In the same course of development on that line, Twitter’s boss has hinted at their latest project that would revive its end-to-end encryption into its Direct Messaging System. A couple of dialogues and reactions have implied that the work on already begun on it for Android users initially.

Based on the tweet made by independent researcher Jane Manchun Wong, who spotted the changes to Twitter’s code. It was back in 2018 when Twitter abandoned its earlier efforts on the line in this space after prototyping encrypted “secret conversations.”

Based on the expert’s inputs on the matter, had the encrypted DM feature launched, it would have allowed Twitter to better give competition and challenge secure messaging platforms like WhatsApp and Signal.

Although the work on it stopped with no explanation issued by Twitter on what actually led to the move. Wong shared a screenshot of the coding string and wrote, “Twitter is bringing back end-to-end encrypted DMs, seeing signs of the feature being worked on in Twitter for Android.”

Know the reasons behind tech majors Twitter, Meta, and Amazon's massive mass layoff

In response to Wong’s tweets, Musk replied with a winking face emoji — an apparent confirmation, or at least what stands in for one these days, given that Twitter laid off its communications staff and no longer responds to reporters’ requests for comment.

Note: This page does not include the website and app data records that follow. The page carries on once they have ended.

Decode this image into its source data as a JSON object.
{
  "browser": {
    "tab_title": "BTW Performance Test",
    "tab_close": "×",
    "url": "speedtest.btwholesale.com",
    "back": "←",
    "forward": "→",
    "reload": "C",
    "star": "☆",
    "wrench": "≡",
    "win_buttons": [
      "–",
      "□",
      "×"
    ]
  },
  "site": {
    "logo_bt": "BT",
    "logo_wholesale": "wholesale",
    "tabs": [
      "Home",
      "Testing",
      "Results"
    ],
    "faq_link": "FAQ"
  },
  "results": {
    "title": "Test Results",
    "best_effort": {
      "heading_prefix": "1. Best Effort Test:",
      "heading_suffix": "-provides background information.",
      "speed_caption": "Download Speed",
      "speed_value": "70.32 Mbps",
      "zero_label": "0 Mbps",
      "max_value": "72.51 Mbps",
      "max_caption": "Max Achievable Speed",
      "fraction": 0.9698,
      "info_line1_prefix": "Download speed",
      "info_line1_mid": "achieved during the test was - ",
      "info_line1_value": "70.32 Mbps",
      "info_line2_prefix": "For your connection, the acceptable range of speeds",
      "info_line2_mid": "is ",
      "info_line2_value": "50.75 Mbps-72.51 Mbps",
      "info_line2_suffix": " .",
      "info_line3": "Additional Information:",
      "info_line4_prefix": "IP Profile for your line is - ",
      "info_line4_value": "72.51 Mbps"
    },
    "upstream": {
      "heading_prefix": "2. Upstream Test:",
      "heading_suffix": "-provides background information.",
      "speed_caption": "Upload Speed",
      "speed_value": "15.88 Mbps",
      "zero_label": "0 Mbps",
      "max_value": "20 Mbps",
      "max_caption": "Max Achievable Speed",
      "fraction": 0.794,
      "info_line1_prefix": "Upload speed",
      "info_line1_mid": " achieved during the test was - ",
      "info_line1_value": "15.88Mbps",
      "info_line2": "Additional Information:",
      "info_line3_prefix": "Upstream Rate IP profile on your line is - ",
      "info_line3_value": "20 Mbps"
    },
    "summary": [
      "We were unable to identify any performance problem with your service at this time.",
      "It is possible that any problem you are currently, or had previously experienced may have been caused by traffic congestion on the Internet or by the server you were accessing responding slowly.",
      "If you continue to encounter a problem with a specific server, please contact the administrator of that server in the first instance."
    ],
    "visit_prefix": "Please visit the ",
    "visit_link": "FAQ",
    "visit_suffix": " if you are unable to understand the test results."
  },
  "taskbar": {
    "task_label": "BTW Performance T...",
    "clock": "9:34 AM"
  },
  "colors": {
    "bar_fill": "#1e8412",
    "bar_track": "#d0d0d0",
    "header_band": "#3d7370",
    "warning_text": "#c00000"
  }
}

Twitter has other projects online a major of which include the Twitter Blue subscription relaunch, which is due later this month, however, there has been no official confirmation on end-to-end encryption.

Among major tech giants, Meta the case rolled out its E2EE feature which we know by the name of Messenger after it was fully tested in 2016. However, it doesn’t seem to come anyway recently with Twitter’s 50% workforce reduction and the dissociation of the key staff, which even includes chief information security officer Lea Kissner, this certainly will take time to come for its users.

You Might Also Like

Editors Choice